» Exercise goal: Exact reproduction of all the data is required, with pictures excluded.

» Data extracts:
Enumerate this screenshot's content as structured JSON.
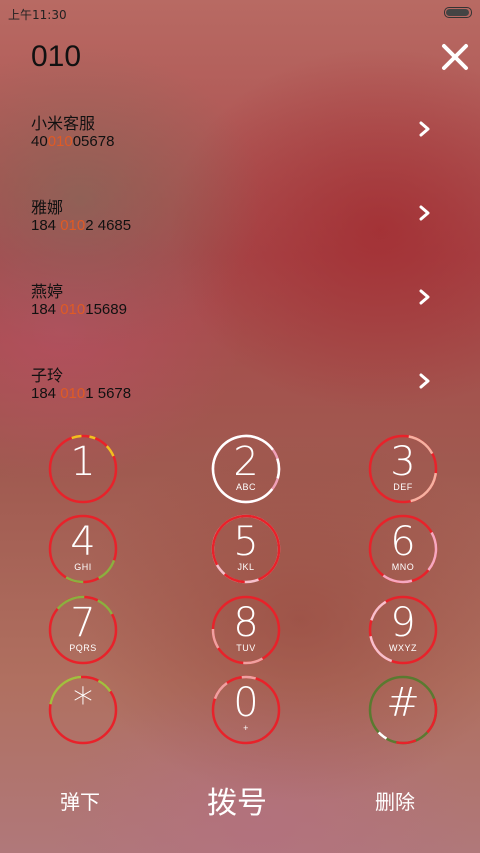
{
  "status": {
    "time": "上午11:30",
    "battery_level": 0.9
  },
  "search": {
    "query": "010"
  },
  "contacts": [
    {
      "name": "小米客服",
      "num_before": "40",
      "num_match": "010",
      "num_after": "05678"
    },
    {
      "name": "雅娜",
      "num_before": "184 ",
      "num_match": "010",
      "num_after": "2 4685"
    },
    {
      "name": "燕婷",
      "num_before": "184 ",
      "num_match": "010",
      "num_after": "15689"
    },
    {
      "name": "子玲",
      "num_before": "184 ",
      "num_match": "010",
      "num_after": "1 5678"
    }
  ],
  "keypad": [
    {
      "digit": "1",
      "letters": ""
    },
    {
      "digit": "2",
      "letters": "ABC"
    },
    {
      "digit": "3",
      "letters": "DEF"
    },
    {
      "digit": "4",
      "letters": "GHI"
    },
    {
      "digit": "5",
      "letters": "JKL"
    },
    {
      "digit": "6",
      "letters": "MNO"
    },
    {
      "digit": "7",
      "letters": "PQRS"
    },
    {
      "digit": "8",
      "letters": "TUV"
    },
    {
      "digit": "9",
      "letters": "WXYZ"
    },
    {
      "digit": "*",
      "letters": ""
    },
    {
      "digit": "0",
      "letters": "+"
    },
    {
      "digit": "#",
      "letters": ""
    }
  ],
  "actions": {
    "hide_label": "弹下",
    "dial_label": "拨号",
    "delete_label": "删除"
  },
  "icons": {
    "close": "close-icon",
    "chevron": "chevron-right-icon"
  },
  "colors": {
    "highlight": "#e05a24",
    "ring_red": "#e8222a"
  }
}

» Result of the exercise:
Enumerate this screenshot's content as structured JSON.
{
  "status": {
    "time": "上午11:30",
    "battery_level": 0.9
  },
  "search": {
    "query": "010"
  },
  "contacts": [
    {
      "name": "小米客服",
      "num_before": "40",
      "num_match": "010",
      "num_after": "05678"
    },
    {
      "name": "雅娜",
      "num_before": "184 ",
      "num_match": "010",
      "num_after": "2 4685"
    },
    {
      "name": "燕婷",
      "num_before": "184 ",
      "num_match": "010",
      "num_after": "15689"
    },
    {
      "name": "子玲",
      "num_before": "184 ",
      "num_match": "010",
      "num_after": "1 5678"
    }
  ],
  "keypad": [
    {
      "digit": "1",
      "letters": ""
    },
    {
      "digit": "2",
      "letters": "ABC"
    },
    {
      "digit": "3",
      "letters": "DEF"
    },
    {
      "digit": "4",
      "letters": "GHI"
    },
    {
      "digit": "5",
      "letters": "JKL"
    },
    {
      "digit": "6",
      "letters": "MNO"
    },
    {
      "digit": "7",
      "letters": "PQRS"
    },
    {
      "digit": "8",
      "letters": "TUV"
    },
    {
      "digit": "9",
      "letters": "WXYZ"
    },
    {
      "digit": "*",
      "letters": ""
    },
    {
      "digit": "0",
      "letters": "+"
    },
    {
      "digit": "#",
      "letters": ""
    }
  ],
  "actions": {
    "hide_label": "弹下",
    "dial_label": "拨号",
    "delete_label": "删除"
  },
  "icons": {
    "close": "close-icon",
    "chevron": "chevron-right-icon"
  },
  "colors": {
    "highlight": "#e05a24",
    "ring_red": "#e8222a"
  }
}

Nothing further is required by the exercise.